I hope they’re all suitably contrite now. Did you hear the one about the Englishman, the Irishman and a whole troop of Welshmen? Oh and the Kiwi. What does he know about history and tradition? Did they bother to watch in Edinburgh, or were they too busy trying to remember the words of the Arbroath Declaration? Well it doesn’t matter now anyway. Because we won. The Lions pulled off a first series victory in sixteen years, scattering the Aussies across the Sydney turf and causing quite a few to gorge on humble pie. Warren Gatland ignored the romantics and went with his own hard instincts, delivering a team which, regardless of individual origins, was positively bursting with pride in the jersey. Isn’t that how it’s supposed to be?
First, an admission. I am no expert on rugby union, would never claim to be much more than a casual follower and some of the game’s technical aspects go straight over my head. Usually I stick to sports I feel qualified, through years of keen observation and sometimes unhealthy obsession, to write about with confidence in my knowledge and interpretation. But I’ve always watched and enjoyed the Six Nations, such an intoxicating mix of passion, intensity and (usually) good-natured nationalism. From my slightly detached perspective I can appreciate the physicality and the creativity without worrying too much about the strategic detail. I’m not completely clueless though and, based on scant but not insubstantial evidence, I’m nevertheless going to use this platform to predict how I think this year’s competition might pan out. This, then, is an outsider’s assessment.
A collection of track and field writings from the London 2012 Olympic Diary:
It was a magical, unforgettable night. These are relatively lean times for British athletics, and the success of the London Games from a sporting perspective would inevitably rest heavily on performances in the main stadium. If the track and field contingent failed to deliver, achievements elsewhere might be overshadowed by the subsequent inquest. With so few world class competitors, the weight of this intense burden fell on the shoulders of a small, elite group. The prospect of buckling under the strain was very real.
Sport can provide a showcase for the best of humanity, but it also has a darker side. At Upton Park tomorrow night its squalid underbelly will be brazenly paraded. Two boxers, last seen acting out a disgraceful street brawl at an official press conference in Munich, trading insults among flying cameras and broken glass, will take to the ring to settle their differences in a more conventional environment. They will both pocket a tidy remuneration for the privilege and will be goaded by a baying mob in the manner of a public execution.

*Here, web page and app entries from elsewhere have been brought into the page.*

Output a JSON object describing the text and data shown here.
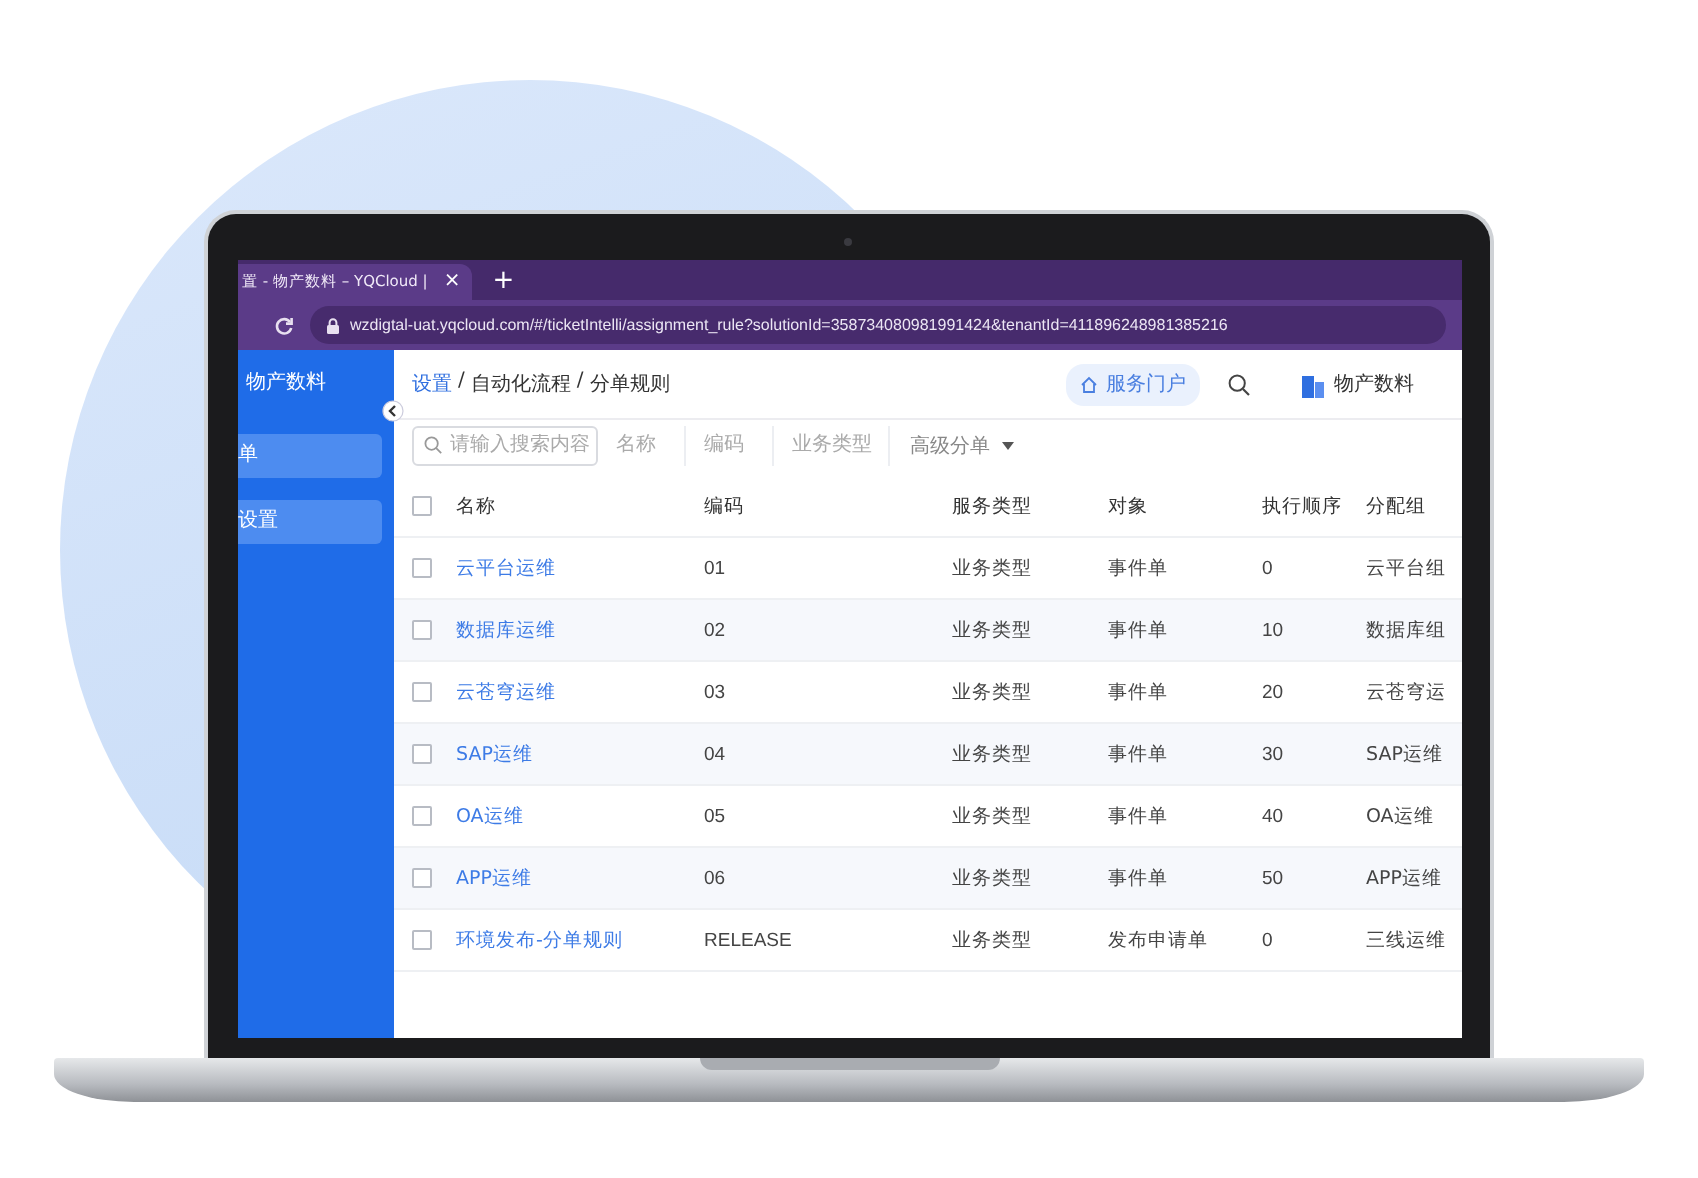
{
  "browser": {
    "tab_title": "置 - 物产数料 – YQCloud |",
    "tab_close": "×",
    "new_tab": "+",
    "url": "wzdigtal-uat.yqcloud.com/#/ticketIntelli/assignment_rule?solutionId=358734080981991424&tenantId=411896248981385216"
  },
  "sidebar": {
    "title": "物产数料",
    "items": [
      {
        "label": "单"
      },
      {
        "label": "设置"
      }
    ]
  },
  "header": {
    "breadcrumb": [
      {
        "label": "设置",
        "kind": "link"
      },
      {
        "label": "/",
        "kind": "separator"
      },
      {
        "label": "自动化流程",
        "kind": "text"
      },
      {
        "label": "/",
        "kind": "separator"
      },
      {
        "label": "分单规则",
        "kind": "text"
      }
    ],
    "portal_button": "服务门户",
    "account": "物产数料"
  },
  "filters": {
    "search_placeholder": "请输入搜索内容",
    "fields": [
      {
        "placeholder": "名称"
      },
      {
        "placeholder": "编码"
      },
      {
        "placeholder": "业务类型"
      }
    ],
    "advanced": "高级分单"
  },
  "table": {
    "header_checked": false,
    "columns": [
      "名称",
      "编码",
      "服务类型",
      "对象",
      "执行顺序",
      "分配组"
    ],
    "rows": [
      {
        "checked": false,
        "cells": [
          "云平台运维",
          "01",
          "业务类型",
          "事件单",
          "0",
          "云平台组"
        ]
      },
      {
        "checked": false,
        "cells": [
          "数据库运维",
          "02",
          "业务类型",
          "事件单",
          "10",
          "数据库组"
        ]
      },
      {
        "checked": false,
        "cells": [
          "云苍穹运维",
          "03",
          "业务类型",
          "事件单",
          "20",
          "云苍穹运"
        ]
      },
      {
        "checked": false,
        "cells": [
          "SAP运维",
          "04",
          "业务类型",
          "事件单",
          "30",
          "SAP运维"
        ]
      },
      {
        "checked": false,
        "cells": [
          "OA运维",
          "05",
          "业务类型",
          "事件单",
          "40",
          "OA运维"
        ]
      },
      {
        "checked": false,
        "cells": [
          "APP运维",
          "06",
          "业务类型",
          "事件单",
          "50",
          "APP运维"
        ]
      },
      {
        "checked": false,
        "cells": [
          "环境发布-分单规则",
          "RELEASE",
          "业务类型",
          "发布申请单",
          "0",
          "三线运维"
        ]
      }
    ]
  }
}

The once noble art has inflicted many indignities upon itself in recent times but the meeting of British heavyweights David Haye and Dereck Chisora takes its battered reputation spiralling to a new low.
It appears likely, pending appeal, that Newcastle Falcons will be plying their trade once more in Rugby Union’s Aviva Premiership next season. Likely, but not certain, since the RFU’s contentious decision to deny London Welsh a place amongst the elite should they emerge triumphant from next week’s Championship play-off is destined for vigorous challenge. From a partisan point of view, this messy outcome is welcome as the Falcons, narrowly relegated on the last day of the season, will be reprieved. In terms of natural justice, however, it is another example of sporting prowess being circumvented by peripheral, largely commercial, considerations.
A question for your conscience: If Dwain Chambers wins a gold medal at this summer’s Olympic Games and stands proudly atop the podium mouthing ‘God Save The Queen’, will you be feeling slightly queasy? Will you be able to share in his joy, a reformed drugs cheat conquering the world, and doing so in your name? Is ‘reformed’ the key word in that sentence? After all, he will have served his punishment and doesn’t everyone deserve a second chance? Or do you take the attitude that there can be no sporting redemption for one who has so blatantly undermined the integrity of the very ideals embodied by the five intertwined rings? The successful overturning of the British Olympic Association’s (BOA) lifetime ban on those found guilty of doping means that these and other awkward questions must now be faced.